The origin of a hallucination
16 Does psychoanalysis still have anything new to say about Céline’s pamphlets? Yes, as Patrick Merot shows in the Revue française de psychanalyse. He does not intend to offer “a psychoanalytic interpretation of Céline’s anti-Semitism,” but “to read two singular texts […] from a clinical point of view.” His goal is to show that analysis of two of the pamphlets can “feed back into our understanding of the great novels.” He focuses on Bagatelles pour un massacre and L’École des cadavres, two texts of more than 300 pages each, both written “in haste,” the first in just a month and the second with an “urgency […] in line with Céline’s perception of the imminence of a conflict.” They take the form of a “breathless accumulation of sketched ideas rather than a structured work.” According to Merot, they are constructed around “two fundamentally distinct metaphors” that feed “two separate delusions.” In both cases, Céline places himself “in the role of victim,” specifically a victim of the Jews. In Bagatelles pour un massacre, the delusion is a fantasy of “anal sexual aggression, of sodomy,” as exemplified by many passages like: “Offer up your asses while awaiting new orders,” or “fifteen million Jews will bugger five hundred million Aryans.” In L’École des cadavres, in which Céline refers to Bagatelles (“If you want to be buggered, you just have to tell us”), the dominant metaphor is instead one of “putrefaction.” “Instead of the denunciation of an all-powerful persecutor who seeks to dominate his victims sexually, we have the description of a rotting body, reduced to the status of meat.” The body as such, that of the narrator and his fellow beings but also, collectively, the “body of nations” and the “body of the masses” (Merot’s words). In Céline’s words: “The despiritualized, depoeticized masses […] are cursed. Monstrous chaos, virulent cellular anarchy, doomed from the chromosome to all types of early cancer […].” Céline refers to “the delivery of our raw flesh, at the specified time, at the Jewish Time, to the slaughterhouses.” “This internal evil,” writes Merot, is “the presence of the bad thing inside him […] identified with the very being of the Jew.” Continuing his analysis, he concludes: “In the shift from Bagatelles to L’École, we see the fantasy transform from an initial stage of persecution paranoia, where the threat comes primarily from the other, to a second stage of delusional hypochondria, where the threat is within the body.”

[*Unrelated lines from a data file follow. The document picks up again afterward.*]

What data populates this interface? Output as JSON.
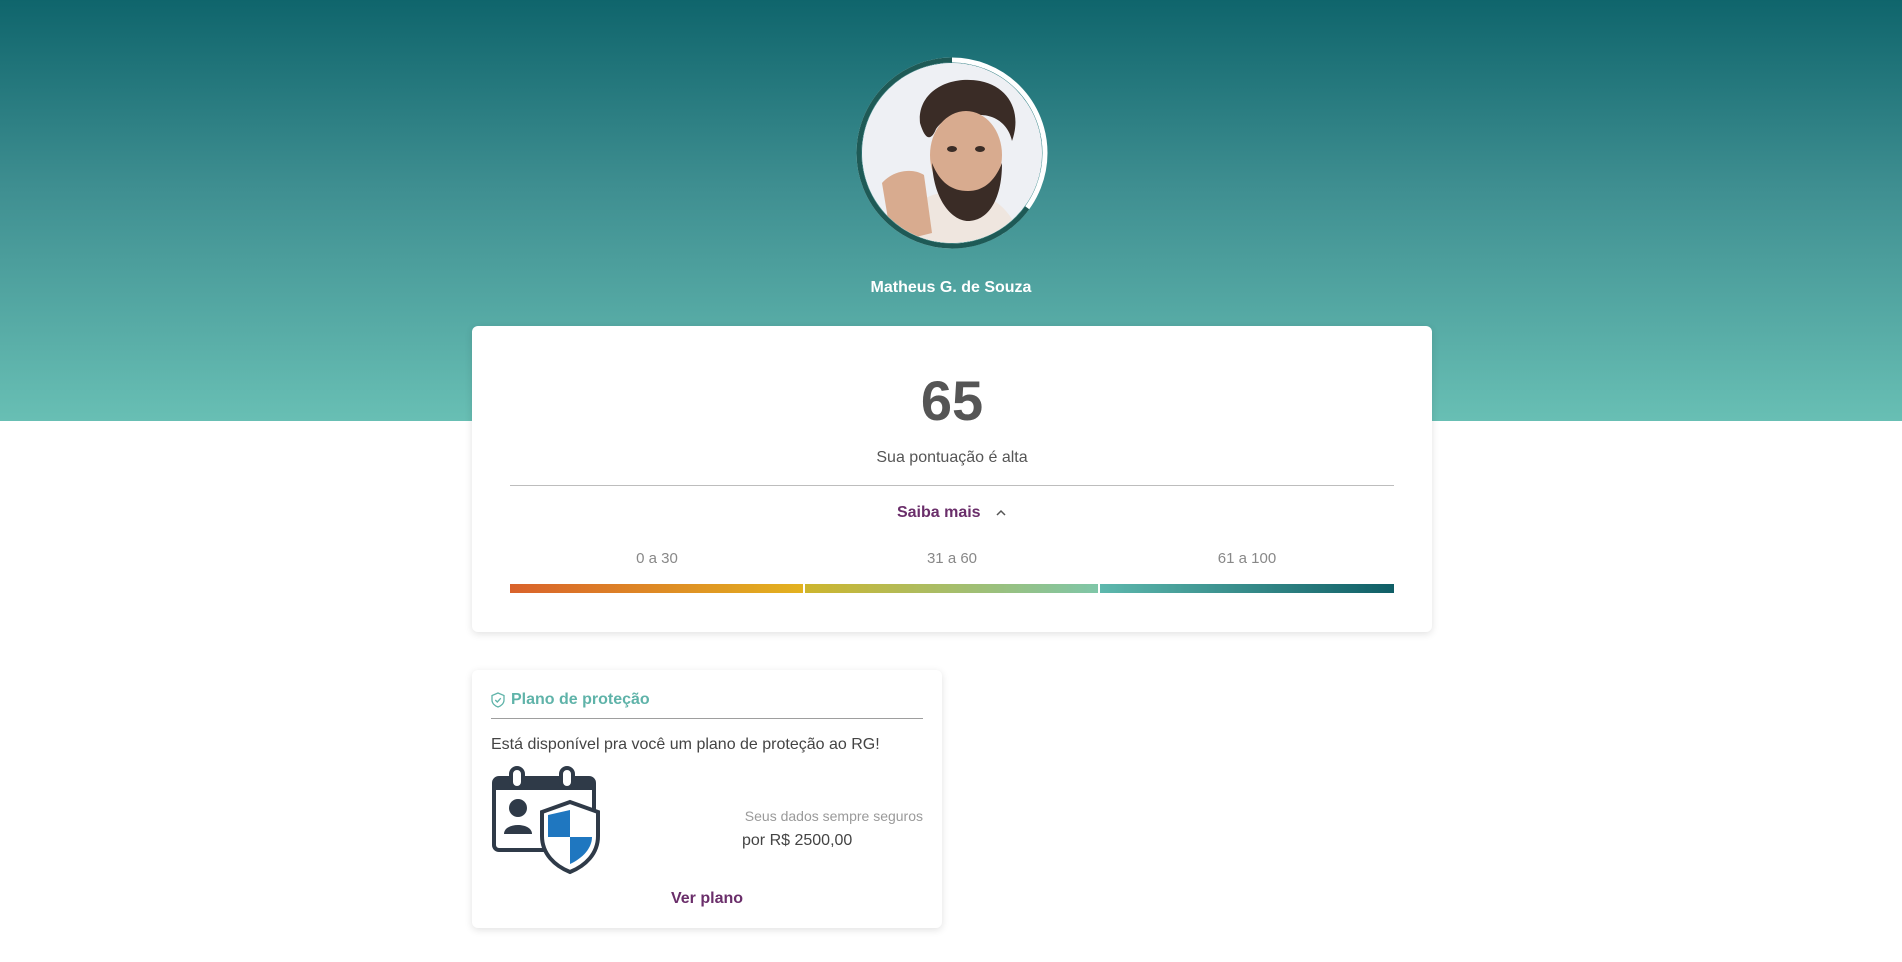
{
  "profile": {
    "name": "Matheus G. de Souza",
    "avatar_icon": "user-photo"
  },
  "score": {
    "value": "65",
    "description": "Sua pontuação é alta",
    "progress_percent": 65,
    "toggle_label": "Saiba mais",
    "ranges": [
      {
        "label": "0 a 30"
      },
      {
        "label": "31 a 60"
      },
      {
        "label": "61 a 100"
      }
    ]
  },
  "plan": {
    "title": "Plano de proteção",
    "description": "Está disponível pra você um plano de proteção ao RG!",
    "note": "Seus dados sempre seguros",
    "price": "por R$ 2500,00",
    "link_label": "Ver plano"
  },
  "colors": {
    "header_top": "#0f656c",
    "header_bottom": "#68bfb4",
    "accent_purple": "#6a2e6a",
    "accent_teal": "#5fb3a9",
    "range_low": "#d9622b",
    "range_mid": "#e3b21f",
    "range_high": "#0f5e66"
  }
}
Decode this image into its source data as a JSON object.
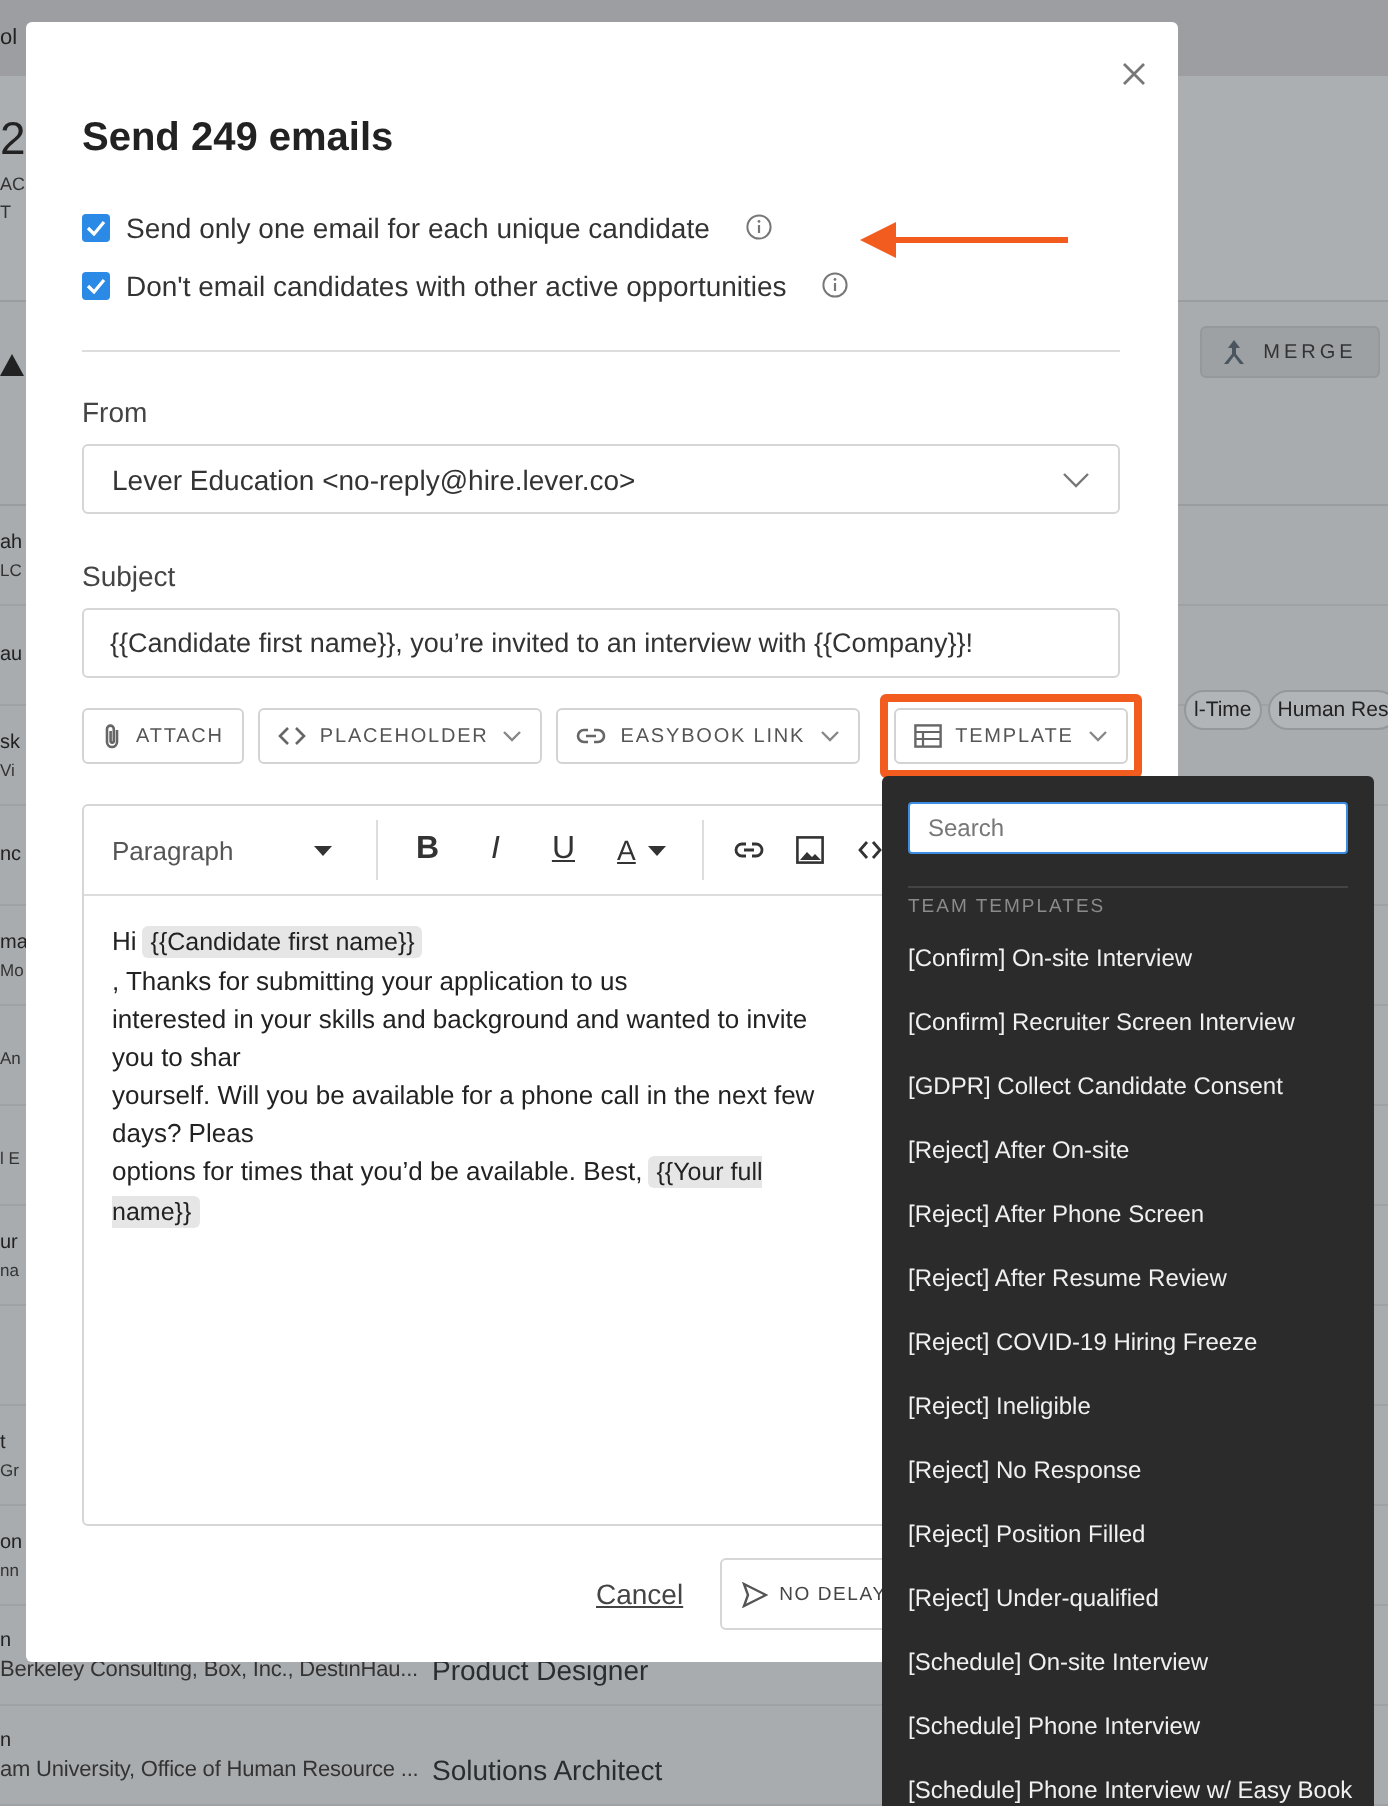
{
  "background": {
    "title_fragment": "ol",
    "header": [
      "2",
      "AC",
      "T"
    ],
    "merge_button": "MERGE",
    "rows": [
      {
        "name": "ah",
        "detail": "LC"
      },
      {
        "name": "au"
      },
      {
        "name": "sk",
        "detail": "Vi",
        "tags": [
          "l-Time",
          "Human Res"
        ]
      },
      {
        "name": "nc"
      },
      {
        "name": "ma",
        "detail": "Mo"
      },
      {
        "detail": "An"
      },
      {
        "detail": "l E"
      },
      {
        "name": "ur",
        "detail": "na"
      },
      {},
      {
        "name": "t",
        "detail": "Gr"
      },
      {
        "name": "on",
        "detail": "nn"
      },
      {
        "name": "n",
        "detail": "Berkeley Consulting, Box, Inc., DestinHau...",
        "role": "Product Designer"
      },
      {
        "name": "n",
        "detail": "am University, Office of Human Resource ...",
        "role": "Solutions Architect"
      }
    ]
  },
  "modal": {
    "title": "Send 249 emails",
    "options": [
      {
        "label": "Send only one email for each unique candidate",
        "checked": true
      },
      {
        "label": "Don't email candidates with other active opportunities",
        "checked": true
      }
    ],
    "callout_arrow": true,
    "from": {
      "label": "From",
      "value": "Lever Education <no-reply@hire.lever.co>"
    },
    "subject": {
      "label": "Subject",
      "value": "{{Candidate first name}}, you’re invited to an interview with {{Company}}!"
    },
    "insert_buttons": [
      {
        "kind": "attach",
        "label": "ATTACH",
        "dropdown": false,
        "highlighted": false
      },
      {
        "kind": "placeholder",
        "label": "PLACEHOLDER",
        "dropdown": true,
        "highlighted": false
      },
      {
        "kind": "link",
        "label": "EASYBOOK LINK",
        "dropdown": true,
        "highlighted": false
      },
      {
        "kind": "template",
        "label": "TEMPLATE",
        "dropdown": true,
        "highlighted": true
      }
    ],
    "editor": {
      "block_style": "Paragraph",
      "format_buttons": [
        {
          "kind": "bold",
          "label": "B"
        },
        {
          "kind": "italic",
          "label": "I"
        },
        {
          "kind": "underline",
          "label": "U"
        },
        {
          "kind": "color",
          "label": "A"
        }
      ],
      "body_lines": [
        [
          {
            "kind": "text",
            "text": "Hi"
          },
          {
            "kind": "chip",
            "text": "{{Candidate first name}}"
          },
          {
            "kind": "text",
            "text": ", Thanks for submitting your application to us"
          }
        ],
        [
          {
            "kind": "text",
            "text": "interested in your skills and background and wanted to invite you to shar"
          }
        ],
        [
          {
            "kind": "text",
            "text": "yourself. Will you be available for a phone call in the next few days? Pleas"
          }
        ],
        [
          {
            "kind": "text",
            "text": "options for times that you’d be available. Best,"
          },
          {
            "kind": "chip",
            "text": "{{Your full name}}"
          }
        ]
      ]
    },
    "cancel": "Cancel",
    "send_button": "NO DELAY"
  },
  "template_menu": {
    "placeholder": "Search",
    "section": "TEAM TEMPLATES",
    "items": [
      "[Confirm] On-site Interview",
      "[Confirm] Recruiter Screen Interview",
      "[GDPR] Collect Candidate Consent",
      "[Reject] After On-site",
      "[Reject] After Phone Screen",
      "[Reject] After Resume Review",
      "[Reject] COVID-19 Hiring Freeze",
      "[Reject] Ineligible",
      "[Reject] No Response",
      "[Reject] Position Filled",
      "[Reject] Under-qualified",
      "[Schedule] On-site Interview",
      "[Schedule] Phone Interview",
      "[Schedule] Phone Interview w/ Easy Book"
    ]
  }
}
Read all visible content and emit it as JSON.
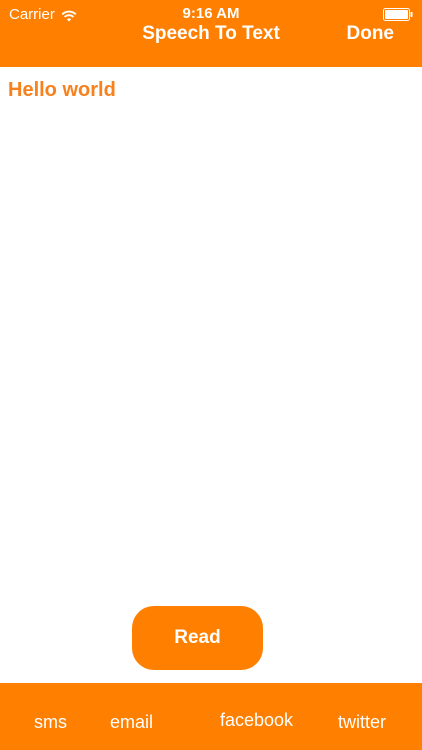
{
  "status_bar": {
    "carrier": "Carrier",
    "time": "9:16 AM",
    "wifi_icon": "wifi-icon",
    "battery_icon": "battery-icon"
  },
  "nav": {
    "title": "Speech To Text",
    "done_label": "Done"
  },
  "content": {
    "text": "Hello world"
  },
  "actions": {
    "read_label": "Read"
  },
  "share": {
    "sms": "sms",
    "email": "email",
    "facebook": "facebook",
    "twitter": "twitter"
  },
  "colors": {
    "accent": "#ff7f00",
    "text_accent": "#f7811c",
    "background": "#ffffff"
  }
}
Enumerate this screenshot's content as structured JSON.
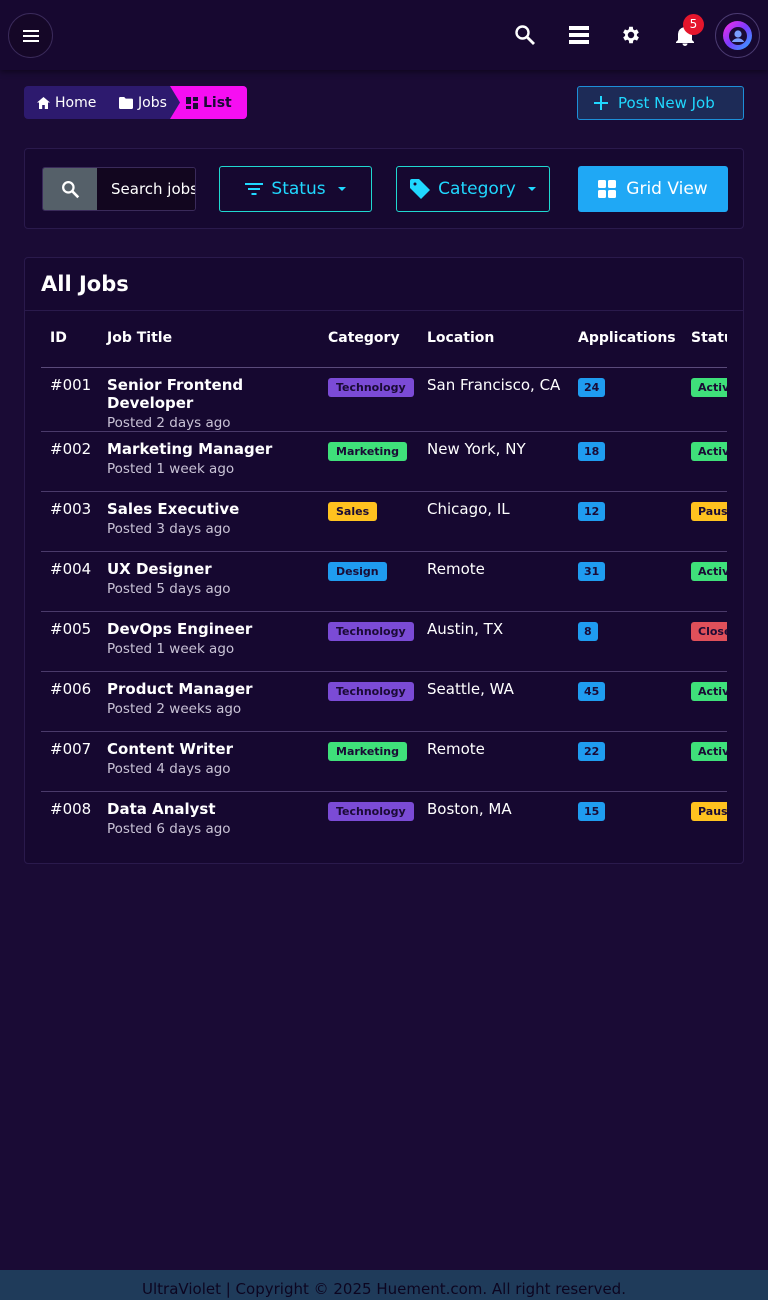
{
  "topbar": {
    "notification_count": "5",
    "icons": [
      "menu-icon",
      "search-icon",
      "layers-icon",
      "gear-icon",
      "bell-icon",
      "user-icon"
    ]
  },
  "breadcrumb": {
    "home": "Home",
    "jobs": "Jobs",
    "list": "List"
  },
  "actions": {
    "post_new_job": "Post New Job"
  },
  "filters": {
    "search_placeholder": "Search jobs...",
    "status_label": "Status",
    "category_label": "Category",
    "grid_view_label": "Grid View"
  },
  "jobs": {
    "title": "All Jobs",
    "columns": [
      "ID",
      "Job Title",
      "Category",
      "Location",
      "Applications",
      "Status"
    ],
    "rows": [
      {
        "id": "#001",
        "title": "Senior Frontend Developer",
        "posted": "Posted 2 days ago",
        "category": "Technology",
        "category_color": "#7b4bd6",
        "location": "San Francisco, CA",
        "applications": "24",
        "status": "Active",
        "status_color": "#3fe07a"
      },
      {
        "id": "#002",
        "title": "Marketing Manager",
        "posted": "Posted 1 week ago",
        "category": "Marketing",
        "category_color": "#3fe07a",
        "location": "New York, NY",
        "applications": "18",
        "status": "Active",
        "status_color": "#3fe07a"
      },
      {
        "id": "#003",
        "title": "Sales Executive",
        "posted": "Posted 3 days ago",
        "category": "Sales",
        "category_color": "#ffc21f",
        "location": "Chicago, IL",
        "applications": "12",
        "status": "Paused",
        "status_color": "#ffc21f"
      },
      {
        "id": "#004",
        "title": "UX Designer",
        "posted": "Posted 5 days ago",
        "category": "Design",
        "category_color": "#1f9cf0",
        "location": "Remote",
        "applications": "31",
        "status": "Active",
        "status_color": "#3fe07a"
      },
      {
        "id": "#005",
        "title": "DevOps Engineer",
        "posted": "Posted 1 week ago",
        "category": "Technology",
        "category_color": "#7b4bd6",
        "location": "Austin, TX",
        "applications": "8",
        "status": "Closed",
        "status_color": "#e0505a"
      },
      {
        "id": "#006",
        "title": "Product Manager",
        "posted": "Posted 2 weeks ago",
        "category": "Technology",
        "category_color": "#7b4bd6",
        "location": "Seattle, WA",
        "applications": "45",
        "status": "Active",
        "status_color": "#3fe07a"
      },
      {
        "id": "#007",
        "title": "Content Writer",
        "posted": "Posted 4 days ago",
        "category": "Marketing",
        "category_color": "#3fe07a",
        "location": "Remote",
        "applications": "22",
        "status": "Active",
        "status_color": "#3fe07a"
      },
      {
        "id": "#008",
        "title": "Data Analyst",
        "posted": "Posted 6 days ago",
        "category": "Technology",
        "category_color": "#7b4bd6",
        "location": "Boston, MA",
        "applications": "15",
        "status": "Paused",
        "status_color": "#ffc21f"
      }
    ]
  },
  "footer": {
    "text": "UltraViolet | Copyright © 2025 Huement.com. All right reserved."
  }
}
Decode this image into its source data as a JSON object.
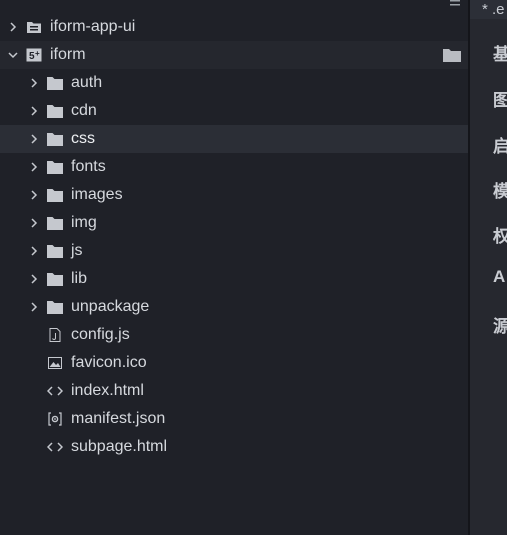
{
  "explorer": {
    "project_root": {
      "label": "iform-app-ui",
      "icon": "project-icon",
      "expanded": false
    },
    "project": {
      "label": "iform",
      "icon": "project-icon",
      "expanded": true
    },
    "folders": [
      {
        "label": "auth"
      },
      {
        "label": "cdn"
      },
      {
        "label": "css",
        "selected": true
      },
      {
        "label": "fonts"
      },
      {
        "label": "images"
      },
      {
        "label": "img"
      },
      {
        "label": "js"
      },
      {
        "label": "lib"
      },
      {
        "label": "unpackage"
      }
    ],
    "files": [
      {
        "label": "config.js",
        "icon": "js-file-icon"
      },
      {
        "label": "favicon.ico",
        "icon": "image-file-icon"
      },
      {
        "label": "index.html",
        "icon": "html-file-icon"
      },
      {
        "label": "manifest.json",
        "icon": "json-file-icon"
      },
      {
        "label": "subpage.html",
        "icon": "html-file-icon"
      }
    ]
  },
  "editor": {
    "tab_label": "* .e",
    "headings": [
      "基",
      "图",
      "启",
      "模",
      "权",
      "A",
      "源"
    ]
  },
  "colors": {
    "background": "#1f2128",
    "selected_row": "#2b2e36",
    "text": "#d6d9de",
    "icon": "#c5c8ce"
  }
}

17 This approach makes it possible to draw connections to Céline’s novels, which already described “an evil existing within himself,” writes Merot: “the departure point of the novels is a melancholic attitude that sees the world as nothing but an immense charnel house occasionally enlivened by bestial convulsions.” Céline once famously wrote that love is “the infinite placed within the reach of poodles.” According to Merot, Céline’s “tragedy, which was also the source of the genius on display in his great novels, is surely that he was unable to talk of anything except what he saw as the hatefulness of human nature.” Hence also his “hate-filled treatment of language.” As shown by his correspondence with his father, where he went so far as to praise slavery, Céline was always an anti-Semite. If there are no traces of his anti-Semitism in Journey to the End of the Night or Death on Credit, writes Merot, that is because he was “still master of his own passions” when he wrote them. His abrupt “[slip] into […] madness” was due to his absorption of Nazi ideology, which gave him a sense of “certainty that he knows the cause of everything happening in the world.” He becomes “a man beset by hallucinations who lets himself be carried away by his visions.” Merot gives his diagnosis: “His discourse is a form of delirious defense against the suffering he portrays.” This comparison between the pamphlets and the novels supports the idea that “it would be wrong to pass in silence over Céline’s anti-Semitic writings.”
Read this article
Translator: Isabelle Chaize, Editor: Anam Zafar, Senior editor: Mark Mellor